Having played guitar and sung in doo-wop groups in high school, Reed studied poetry at Syracuse University under Delmore Schwartz, and had served as a radio DJ, hosting a late-night avant garde music program while at college. After graduating from Syracuse, he went to work for Pickwick Records in New York City, a low-budget record company that specialized in sound-alike recordings, as a songwriter and session musician. A fellow session player at Pickwick was John Cale; together with Sterling Morrison and Angus MacLise, they would form the Velvet Underground in 1965. After building a reputation on the avant garde music scene, they gained the attention of Andy Warhol, who became the band's manager; they in turn became something of a fixture at The Factory, Warhol's art studio, and served as his "house band" for various projects. The band released their first album, now with drummer Moe Tucker and featuring German singer Nico, in 1967, and parted ways with Warhol shortly thereafter. Following several lineup changes and three more little heard albums, Reed quit the band in 1970.

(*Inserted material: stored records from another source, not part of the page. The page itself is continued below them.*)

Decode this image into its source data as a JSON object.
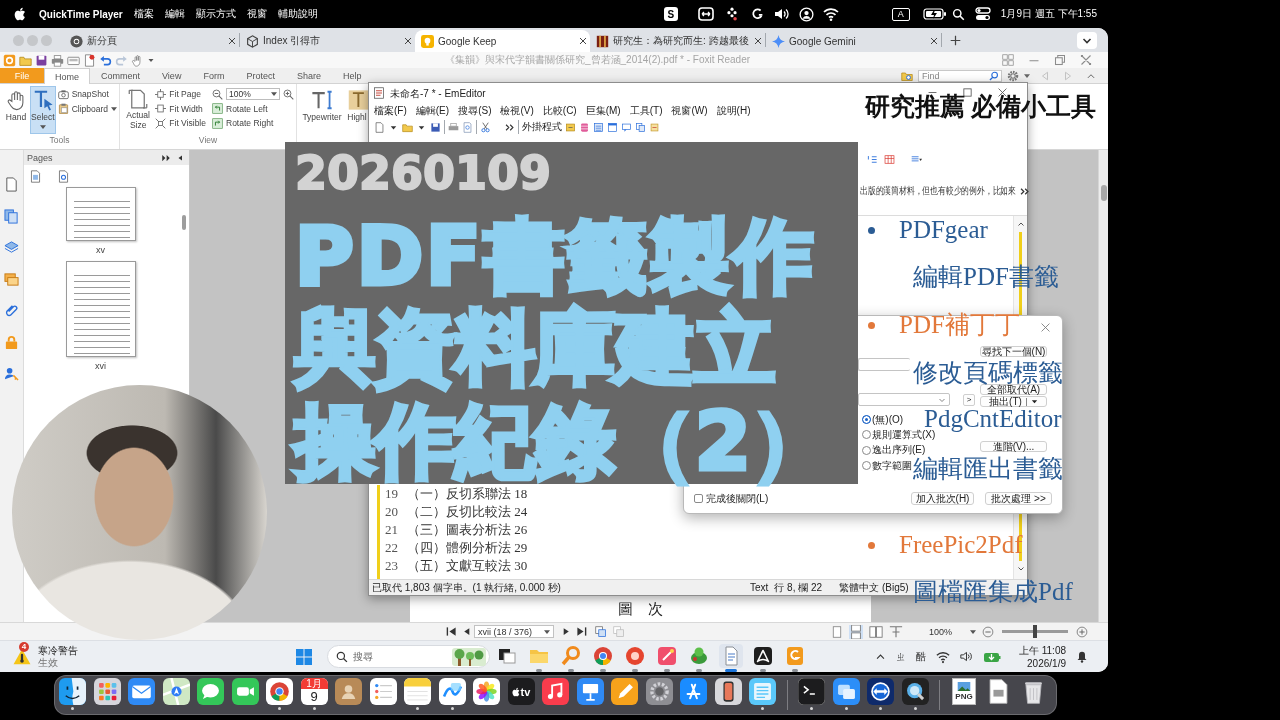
{
  "menu_bar": {
    "app_name": "QuickTime Player",
    "menus": [
      "檔案",
      "編輯",
      "顯示方式",
      "視窗",
      "輔助說明"
    ],
    "status_letter": "S",
    "input_source": "A",
    "clock": "1月9日 週五 下午1:55"
  },
  "browser": {
    "tabs": [
      {
        "title": "新分頁",
        "kind": "ring",
        "selected": false
      },
      {
        "title": "Index 引得市",
        "kind": "cube",
        "selected": false
      },
      {
        "title": "Google Keep",
        "kind": "bulb",
        "selected": true
      },
      {
        "title": "研究生：為研究而生: 跨越最後",
        "kind": "book",
        "selected": false
      },
      {
        "title": "Google Gemini",
        "kind": "sparkle",
        "selected": false
      }
    ]
  },
  "foxit": {
    "title": "《集韻》與宋代字韻書關係研究_曾若涵_2014(2).pdf * - Foxit Reader",
    "ribbon_tabs": [
      {
        "label": "File",
        "kind": "file",
        "selected": false
      },
      {
        "label": "Home",
        "kind": "tab",
        "selected": true
      },
      {
        "label": "Comment",
        "kind": "tab",
        "selected": false
      },
      {
        "label": "View",
        "kind": "tab",
        "selected": false
      },
      {
        "label": "Form",
        "kind": "tab",
        "selected": false
      },
      {
        "label": "Protect",
        "kind": "tab",
        "selected": false
      },
      {
        "label": "Share",
        "kind": "tab",
        "selected": false
      },
      {
        "label": "Help",
        "kind": "tab",
        "selected": false
      }
    ],
    "find": {
      "placeholder": "Find"
    },
    "ribbon": {
      "tools": {
        "label": "Tools",
        "buttons": [
          {
            "label": "Hand",
            "kind": "hand",
            "selected": false
          },
          {
            "label": "Select",
            "kind": "select",
            "selected": true
          }
        ],
        "small": [
          {
            "label": "SnapShot",
            "kind": "camera"
          },
          {
            "label": "Clipboard",
            "kind": "clipboard"
          }
        ]
      },
      "view": {
        "label": "View",
        "actual_size": "Actual Size",
        "fit": [
          {
            "label": "Fit Page",
            "kind": "page"
          },
          {
            "label": "Fit Width",
            "kind": "width"
          },
          {
            "label": "Fit Visible",
            "kind": "visible"
          }
        ],
        "zoom": "100%",
        "rotate": [
          {
            "label": "Rotate Left",
            "kind": "left"
          },
          {
            "label": "Rotate Right",
            "kind": "right"
          }
        ]
      },
      "comment": {
        "buttons": [
          {
            "label": "Typewriter",
            "kind": "typewriter"
          },
          {
            "label": "Highl",
            "kind": "highlight"
          }
        ]
      }
    },
    "pages": {
      "title": "Pages",
      "thumbnails": [
        "xv",
        "xvi"
      ]
    },
    "document": {
      "heading": [
        "圖",
        "次"
      ]
    },
    "nav": {
      "page": "xvii (18 / 376)",
      "zoom": "100%",
      "zoom_slider": {
        "level": 0.5
      }
    }
  },
  "emeditor": {
    "title": "未命名-7 * - EmEditor",
    "menus": [
      "檔案(F)",
      "編輯(E)",
      "搜尋(S)",
      "檢視(V)",
      "比較(C)",
      "巨集(M)",
      "工具(T)",
      "視窗(W)",
      "說明(H)"
    ],
    "plugins_label": "外掛程式",
    "bookmark_text": "出版的漢簡材料，但也有較少的例外，比如來",
    "lines": [
      {
        "number": "19",
        "text": "（一）反切系聯法 18"
      },
      {
        "number": "20",
        "text": "（二）反切比較法 24"
      },
      {
        "number": "21",
        "text": "（三）圖表分析法 26"
      },
      {
        "number": "22",
        "text": "（四）體例分析法 29"
      },
      {
        "number": "23",
        "text": "（五）文獻互較法 30"
      }
    ],
    "status": {
      "message": "已取代 1,803 個字串。(1 執行緒, 0.000 秒)",
      "mode": "Text",
      "cursor": "行 8, 欄 22",
      "encoding": "繁體中文 (Big5)"
    }
  },
  "dialog": {
    "expand_button": ">",
    "side_buttons": [
      {
        "label": "尋找下一個(N)",
        "kind": "plain"
      },
      {
        "label": "全部取代(A)",
        "kind": "plain"
      },
      {
        "label": "抽出(T)",
        "kind": "split"
      },
      {
        "label": "進階(V)...",
        "kind": "plain"
      }
    ],
    "radios": [
      {
        "label": "(無)(O)",
        "selected": true
      },
      {
        "label": "規則運算式(X)",
        "selected": false
      },
      {
        "label": "逸出序列(E)",
        "selected": false
      },
      {
        "label": "數字範圍",
        "selected": false
      }
    ],
    "close_when_done": {
      "label": "完成後關閉(L)",
      "checked": false
    },
    "batch_buttons": [
      "加入批次(H)",
      "批次處理 >>"
    ]
  },
  "title_card": {
    "date": "20260109",
    "lines": [
      "PDF書籤製作",
      "與資料庫建立",
      "操作紀錄（2）"
    ]
  },
  "captions": {
    "heading": "研究推薦 必備小工具",
    "lines": [
      {
        "kind": "bullet",
        "text": "PDFgear",
        "color": "#2b5c94"
      },
      {
        "kind": "note",
        "text": "編輯PDF書籤"
      },
      {
        "kind": "bullet",
        "text": "PDF補丁丁",
        "color": "#e2783a"
      },
      {
        "kind": "note",
        "text": "修改頁碼標籤"
      },
      {
        "kind": "plain",
        "text": "PdgCntEditor"
      },
      {
        "kind": "note",
        "text": "編輯匯出書籤"
      },
      {
        "kind": "bullet",
        "text": "FreePic2Pdf",
        "color": "#e2783a"
      },
      {
        "kind": "note",
        "text": "圖檔匯集成Pdf"
      }
    ]
  },
  "taskbar": {
    "weather": {
      "badge": "4",
      "title": "寒冷警告",
      "subtitle": "生效"
    },
    "search": {
      "placeholder": "搜尋"
    },
    "apps": [
      {
        "kind": "task_view",
        "running": false,
        "active": false
      },
      {
        "kind": "folder",
        "running": true,
        "active": false
      },
      {
        "kind": "magnifier",
        "running": true,
        "active": false
      },
      {
        "kind": "browser",
        "running": true,
        "active": false
      },
      {
        "kind": "round_app",
        "running": true,
        "active": false
      },
      {
        "kind": "pen_app",
        "running": true,
        "active": false
      },
      {
        "kind": "creature",
        "running": true,
        "active": false
      },
      {
        "kind": "document",
        "running": true,
        "active": true
      },
      {
        "kind": "swoosh",
        "running": true,
        "active": false
      },
      {
        "kind": "swirl",
        "running": true,
        "active": false
      }
    ],
    "tray": {
      "ime": [
        "ㄓ",
        "酷"
      ],
      "time": "上午 11:08",
      "date": "2026/1/9"
    }
  },
  "dock": {
    "apps": [
      {
        "kind": "finder",
        "running": true
      },
      {
        "kind": "launchpad",
        "running": false
      },
      {
        "kind": "mail",
        "running": false
      },
      {
        "kind": "maps",
        "running": false
      },
      {
        "kind": "messages",
        "running": false
      },
      {
        "kind": "facetime",
        "running": false
      },
      {
        "kind": "chrome",
        "running": true
      },
      {
        "kind": "calendar",
        "running": true,
        "month": "1月",
        "day": "9"
      },
      {
        "kind": "contacts",
        "running": false
      },
      {
        "kind": "reminders",
        "running": false
      },
      {
        "kind": "notes",
        "running": true
      },
      {
        "kind": "freeform",
        "running": true
      },
      {
        "kind": "photos",
        "running": false
      },
      {
        "kind": "tv",
        "running": false,
        "label": "tv"
      },
      {
        "kind": "music",
        "running": false
      },
      {
        "kind": "keynote",
        "running": false
      },
      {
        "kind": "pages",
        "running": false
      },
      {
        "kind": "settings",
        "running": false
      },
      {
        "kind": "appstore",
        "running": false
      },
      {
        "kind": "mirroring",
        "running": false
      },
      {
        "kind": "list_app",
        "running": true
      },
      {
        "kind": "separator"
      },
      {
        "kind": "terminal",
        "running": true
      },
      {
        "kind": "windows_app",
        "running": true
      },
      {
        "kind": "remote",
        "running": true
      },
      {
        "kind": "quicktime",
        "running": true
      },
      {
        "kind": "separator"
      },
      {
        "kind": "png_file",
        "label": "PNG"
      },
      {
        "kind": "file"
      },
      {
        "kind": "trash"
      }
    ]
  }
}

After leaving the band, Reed would go on to a much more commercially successful solo career, releasing twenty solo studio albums. His second, Transformer (1972), was produced by David Bowie and arranged by Mick Ronson, and brought him mainstream recognition. The album is considered an influential landmark of the glam rock genre, anchored by Reed's most successful single, "Walk on the Wild Side". After Transformer, the less commercial but critically acclaimed Berlin peaked at No. 7 on the UK Albums Chart. Rock 'n' Roll Animal (a live album released in 1974) sold strongly, and Sally Can't Dance (1974) peaked at No. 10 on the Billboard 200; but for a long period after, Reed's work did not translate into sales, leading him deeper into drug addiction and alcoholism. Reed cleaned up in the early 1980s, and gradually returned to prominence with The Blue Mask (1982) and New Sensations (1984), reaching a critical and commercial career peak with his 1989 album New York.
Reed participated in the re-formation of the Velvet Underground in the 1990s, and made several more albums, including a collaboration album with John Cale titled Songs for Drella which was a tribute to their former mentor Andy Warhol. Magic and Loss (1992) would become Reed's highest-charting album on the UK Albums Chart, peaking at No. 6.
He contributed music to two theatrical interpretations of 19th century writers, one of which he developed into an album titled The Raven. He married his third wife Laurie Anderson in 2008, and recorded the collaboration album Lulu with Metallica. He died in 2013 of liver disease. Reed has been inducted into the Rock and Roll Hall of Fame twice; as a member of the Velvet Underground in 1996 and as a solo act in 2015.